Machiel Botman exhibits a convoluted series of small black-and-white views he photographically captured in Mikulov. In the middle of the visual composition of his shots he minor places ‘minor’ details (a corner of a house, a silhouette of a bat in a corner of a room, blades of grass, bare feet, etc.) and thus creates a ‘coincidental’ atmosphere of an intimate world. His views through a misty Windows emit the kind of poetry once exercised by Josef Sudek.
Milan Houser travels in between the notion, the script, the image and the dream. On three plexiglass boards we read the word ‘MINULOST’ (‘PAST’) engraved on their smooth surfaces, once against a

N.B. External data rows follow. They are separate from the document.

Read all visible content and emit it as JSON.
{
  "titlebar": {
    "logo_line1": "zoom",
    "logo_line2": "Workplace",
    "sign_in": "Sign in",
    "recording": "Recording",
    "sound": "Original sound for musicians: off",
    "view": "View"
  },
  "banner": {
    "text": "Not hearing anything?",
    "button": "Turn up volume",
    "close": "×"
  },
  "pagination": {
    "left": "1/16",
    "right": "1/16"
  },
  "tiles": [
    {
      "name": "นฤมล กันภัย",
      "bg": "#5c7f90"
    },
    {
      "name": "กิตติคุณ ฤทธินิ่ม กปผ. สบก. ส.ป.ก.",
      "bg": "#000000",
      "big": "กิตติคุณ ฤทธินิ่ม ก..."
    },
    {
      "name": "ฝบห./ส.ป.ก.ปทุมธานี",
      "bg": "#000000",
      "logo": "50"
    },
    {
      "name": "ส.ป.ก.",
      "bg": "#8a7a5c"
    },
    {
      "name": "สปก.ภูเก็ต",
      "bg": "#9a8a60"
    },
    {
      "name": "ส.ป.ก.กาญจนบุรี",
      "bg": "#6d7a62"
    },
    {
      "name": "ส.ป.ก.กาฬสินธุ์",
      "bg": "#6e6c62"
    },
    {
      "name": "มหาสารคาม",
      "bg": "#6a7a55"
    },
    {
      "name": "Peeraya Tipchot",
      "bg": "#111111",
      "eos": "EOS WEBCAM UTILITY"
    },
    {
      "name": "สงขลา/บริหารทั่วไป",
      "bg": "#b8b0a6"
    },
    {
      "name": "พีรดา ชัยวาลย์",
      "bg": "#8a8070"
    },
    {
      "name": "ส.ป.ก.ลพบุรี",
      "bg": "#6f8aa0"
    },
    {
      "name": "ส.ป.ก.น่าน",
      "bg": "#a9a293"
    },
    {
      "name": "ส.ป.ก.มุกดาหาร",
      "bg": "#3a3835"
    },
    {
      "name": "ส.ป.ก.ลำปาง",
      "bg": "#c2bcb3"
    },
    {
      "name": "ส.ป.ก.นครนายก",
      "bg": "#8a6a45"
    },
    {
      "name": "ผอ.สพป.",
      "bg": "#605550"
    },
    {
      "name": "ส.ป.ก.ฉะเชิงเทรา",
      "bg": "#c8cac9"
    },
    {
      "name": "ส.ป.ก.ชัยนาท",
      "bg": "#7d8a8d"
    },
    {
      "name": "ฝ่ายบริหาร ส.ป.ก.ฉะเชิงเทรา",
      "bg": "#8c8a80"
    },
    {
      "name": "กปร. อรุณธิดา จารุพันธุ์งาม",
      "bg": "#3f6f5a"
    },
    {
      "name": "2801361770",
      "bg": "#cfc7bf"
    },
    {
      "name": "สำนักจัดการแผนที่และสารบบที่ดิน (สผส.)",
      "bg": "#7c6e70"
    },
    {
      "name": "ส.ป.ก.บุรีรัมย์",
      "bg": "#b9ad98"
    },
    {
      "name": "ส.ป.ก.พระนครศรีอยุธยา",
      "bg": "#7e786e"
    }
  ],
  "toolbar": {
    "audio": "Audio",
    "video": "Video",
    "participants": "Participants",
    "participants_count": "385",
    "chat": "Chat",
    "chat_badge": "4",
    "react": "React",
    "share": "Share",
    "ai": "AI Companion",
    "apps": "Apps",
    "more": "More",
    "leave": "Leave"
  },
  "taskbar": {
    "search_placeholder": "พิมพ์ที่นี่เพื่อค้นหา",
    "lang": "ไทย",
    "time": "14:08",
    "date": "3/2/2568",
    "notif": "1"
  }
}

light background, then against a dark one. The shape of the type reminds of titles in fairy tales and books from the beginning of the past century – their syntax assumes independence and transforms itself into forms which bring about new content: neatly arranged hanging horsehair bundles forming mountain ranges with their top parts. The past as Art Nouveau forms, past as a dream. The space installation creates a sort of a labyrinth of the boards prompting the visitor to search.
Antonín Kratochvíl created portraits of his Mikulov colleagues: Jitka (Kapičáková), Klára (Nejezchlebová), Machiel (Botman), Milan (Houser), Jiří (David), Petr (Zubek), Vladimír (Špaček) and Libor (Lípa). With his unique style, he captures the characteristic features of the models in his black-and-white photographs in unexpected and fascinating games with light and shadow.
Klára Nejezchlebová presents two installations using the material of the Mikulov reality. On the western side of the Chateau walls, she . lled an embrasure with old paintings she had bought in Mikulov junk shops. She thus confronts folklore art with non-folklore historic forti. cation architecture in Mikulov – as two integral parts of Mikulov life. The other installation at the exhibition juxtaposes the museum reality (a seating set of the 1970s) with her projection in the same area (and thus paraphrases Joseph Kosuth‘s protoinvestigations from the 1960s).
Vladimír Špaček continues in his installation to theme the world of light and shadow in space. Into the centre of the darkened Gajdoš Hall he placed a black-and-white object with two white neon lights. The play of light, which can be observed from the Hall‘s windows, acquired a three-dimensional resonance. The two black-and-white photographs leaning against the walls, the same theme is happening in two dimensions. Špaček‘s installation moves from the reality through image to the object.
Petr Zubek “extends“ reality into art. In one of the exhibited photographs we can see how sea foam gradually “transforms” into plastic of a similar shape; in another, billiard balls become rounded images
or photographs of architecture. The still life, which is a major element of Zubek‘s installation, is a sort of a working desk of an art alchemist.

Pavel Liška
President of the Academy of Arts, Architecture and Design in Prague
Theoretician of MAS “dílna” ´07